SDOP offers qualifying taxpayers the option to pay a 5% Title 26 Miscellaneous Offshore Penalty instead of other FBAR penalties. However, if a person can prove they had a reasonable cause for their non-compliance, they might avoid the 5% penalty imposed by SDOP. This is especially useful for those who don’t qualify for delinquency programs. Reasonable causes are determined by the IRS, finding no evidence of willful violation of FBAR filing requirements.

By participating in the SDOP program, compliant taxpayers might be able to have all penalties on their tax and asset accounts waived in full.

Streamlined Foreign Offshore Program

Taxpayers can take advantage of the Streamlined Foreign Offshore Program (SFOP) provided by the IRS. This program allows certain individuals to file amended or original tax returns for up to three years and submit an FBAR FinCEN Form 114 for up to six years. To qualify, taxpayers must certify under penalties of perjury that their actions were not willful and must not be under an IRS audit. Those who meet the eligibility criteria for SFOP must also file all the necessary tax documents and reporting forms and pay all the mandatory taxes and penalties.

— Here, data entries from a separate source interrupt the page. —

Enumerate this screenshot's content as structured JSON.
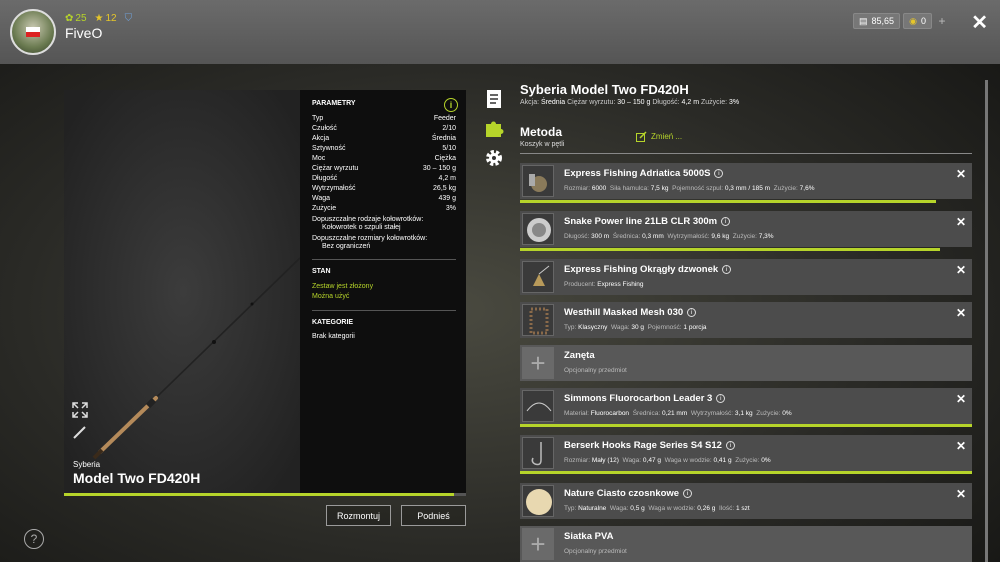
{
  "player": {
    "name": "FiveO",
    "level": "25",
    "stars": "12",
    "rank": "",
    "money": "85,65",
    "gold": "0"
  },
  "rod": {
    "brand": "Syberia",
    "name": "Model Two FD420H"
  },
  "params": {
    "title": "PARAMETRY",
    "rows": [
      {
        "label": "Typ",
        "value": "Feeder"
      },
      {
        "label": "Czułość",
        "value": "2/10"
      },
      {
        "label": "Akcja",
        "value": "Średnia"
      },
      {
        "label": "Sztywność",
        "value": "5/10"
      },
      {
        "label": "Moc",
        "value": "Ciężka"
      },
      {
        "label": "Ciężar wyrzutu",
        "value": "30 – 150 g"
      },
      {
        "label": "Długość",
        "value": "4,2 m"
      },
      {
        "label": "Wytrzymałość",
        "value": "26,5 kg"
      },
      {
        "label": "Waga",
        "value": "439 g"
      },
      {
        "label": "Zużycie",
        "value": "3%"
      }
    ],
    "reel_types_label": "Dopuszczalne rodzaje kołowrotków:",
    "reel_types_value": "Kołowrotek o szpuli stałej",
    "reel_sizes_label": "Dopuszczalne rozmiary kołowrotków:",
    "reel_sizes_value": "Bez ograniczeń",
    "state_title": "STAN",
    "state_1": "Zestaw jest złożony",
    "state_2": "Można użyć",
    "cat_title": "KATEGORIE",
    "cat_value": "Brak kategorii"
  },
  "buttons": {
    "dismantle": "Rozmontuj",
    "pickup": "Podnieś"
  },
  "right": {
    "title": "Syberia Model Two FD420H",
    "sub_akcja_l": "Akcja:",
    "sub_akcja_v": "Średnia",
    "sub_ciezar_l": "Ciężar wyrzutu:",
    "sub_ciezar_v": "30 – 150 g",
    "sub_dl_l": "Długość:",
    "sub_dl_v": "4,2 m",
    "sub_zu_l": "Zużycie:",
    "sub_zu_v": "3%",
    "method": "Metoda",
    "method_sub": "Koszyk w pętli",
    "change": "Zmień ..."
  },
  "slots": [
    {
      "name": "Express Fishing Adriatica 5000S",
      "info": [
        [
          "Rozmiar:",
          "6000"
        ],
        [
          "Siła hamulca:",
          "7,5 kg"
        ],
        [
          "Pojemność szpul:",
          "0,3 mm / 185 m"
        ],
        [
          "Zużycie:",
          "7,6%"
        ]
      ],
      "bar": 0.92
    },
    {
      "name": "Snake Power line 21LB CLR 300m",
      "info": [
        [
          "Długość:",
          "300 m"
        ],
        [
          "Średnica:",
          "0,3 mm"
        ],
        [
          "Wytrzymałość:",
          "9,6 kg"
        ],
        [
          "Zużycie:",
          "7,3%"
        ]
      ],
      "bar": 0.93
    },
    {
      "name": "Express Fishing Okrągły dzwonek",
      "info": [
        [
          "Producent:",
          "Express Fishing"
        ]
      ]
    },
    {
      "name": "Westhill Masked Mesh 030",
      "info": [
        [
          "Typ:",
          "Klasyczny"
        ],
        [
          "Waga:",
          "30 g"
        ],
        [
          "Pojemność:",
          "1 porcja"
        ]
      ]
    },
    {
      "name": "Zanęta",
      "info": [
        [
          "Opcjonalny przedmiot",
          ""
        ]
      ]
    },
    {
      "name": "Simmons Fluorocarbon Leader 3",
      "info": [
        [
          "Materiał:",
          "Fluorocarbon"
        ],
        [
          "Średnica:",
          "0,21 mm"
        ],
        [
          "Wytrzymałość:",
          "3,1 kg"
        ],
        [
          "Zużycie:",
          "0%"
        ]
      ],
      "bar": 1.0
    },
    {
      "name": "Berserk Hooks Rage Series S4 S12",
      "info": [
        [
          "Rozmiar:",
          "Mały (12)"
        ],
        [
          "Waga:",
          "0,47 g"
        ],
        [
          "Waga w wodzie:",
          "0,41 g"
        ],
        [
          "Zużycie:",
          "0%"
        ]
      ],
      "bar": 1.0
    },
    {
      "name": "Nature Ciasto czosnkowe",
      "info": [
        [
          "Typ:",
          "Naturalne"
        ],
        [
          "Waga:",
          "0,5 g"
        ],
        [
          "Waga w wodzie:",
          "0,26 g"
        ],
        [
          "Ilość:",
          "1 szt"
        ]
      ]
    },
    {
      "name": "Siatka PVA",
      "info": [
        [
          "Opcjonalny przedmiot",
          ""
        ]
      ]
    }
  ]
}
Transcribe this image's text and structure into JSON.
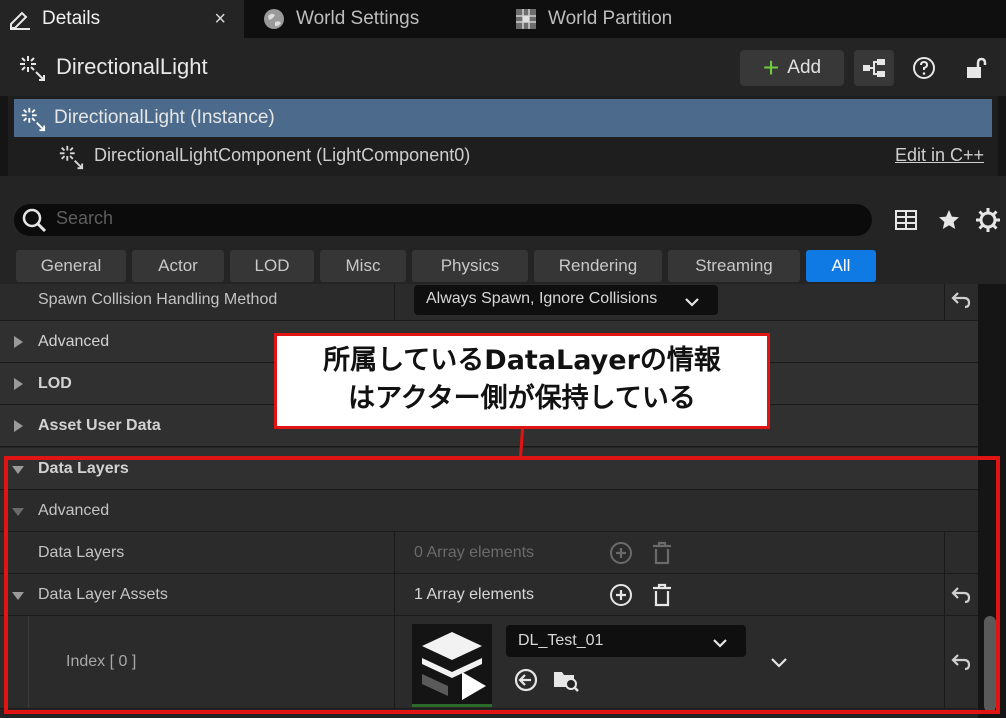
{
  "tabs": [
    {
      "label": "Details",
      "icon": "pencil-icon",
      "active": true
    },
    {
      "label": "World Settings",
      "icon": "globe-icon"
    },
    {
      "label": "World Partition",
      "icon": "grid-map-icon"
    }
  ],
  "tab_close": "×",
  "header": {
    "title": "DirectionalLight",
    "add_label": "Add"
  },
  "components": {
    "instance": "DirectionalLight (Instance)",
    "child": "DirectionalLightComponent (LightComponent0)",
    "edit_link": "Edit in C++"
  },
  "search": {
    "placeholder": "Search"
  },
  "filters": [
    "General",
    "Actor",
    "LOD",
    "Misc",
    "Physics",
    "Rendering",
    "Streaming",
    "All"
  ],
  "active_filter": "All",
  "properties": {
    "spawn_label": "Spawn Collision Handling Method",
    "spawn_value": "Always Spawn, Ignore Collisions",
    "advanced": "Advanced",
    "lod": "LOD",
    "asset_user_data": "Asset User Data",
    "data_layers_cat": "Data Layers",
    "advanced_sub": "Advanced",
    "data_layers": "Data Layers",
    "data_layers_value": "0 Array elements",
    "data_layer_assets": "Data Layer Assets",
    "data_layer_assets_value": "1 Array elements",
    "index_label": "Index [ 0 ]",
    "asset_value": "DL_Test_01"
  },
  "annotation": {
    "line1": "所属しているDataLayerの情報",
    "line2": "はアクター側が保持している"
  },
  "colors": {
    "selection": "#4c6b8c",
    "active_chip": "#0f79e4",
    "add_plus": "#6fcf3f",
    "annotation_red": "#e11414"
  }
}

Applying for the Voluntary Disclosure Program and SFOP requires separate submissions. If an individual is turned down for Streamlined Procedures, they will not be able to reapply for VDP. Nevertheless, foreign citizens who did not act deliberately might be able to avoid many penalties related to their offshore activities by using these procedures.

Delinquent FBAR Program

The Delinquent FBAR Submission Procedures (DFSP) provide a less formal option for U.S. residents and taxpayers who did not file their FBARs by mistake. This program is only applicable if the issue is related to the non-filing of FBAR, and there is no need to make changes to tax returns. Moreover, individuals who are not being investigated by the IRS can leverage this opportunity. Even if the IRS has not yet contacted you regarding FBAR delinquency, you can still use this procedure.

Our FBAR Tax Attorneys Are Here to Help

If you would like a free case evaluation with our international tax attorneys, contact McCormick Tax Law at (215) 630-0861.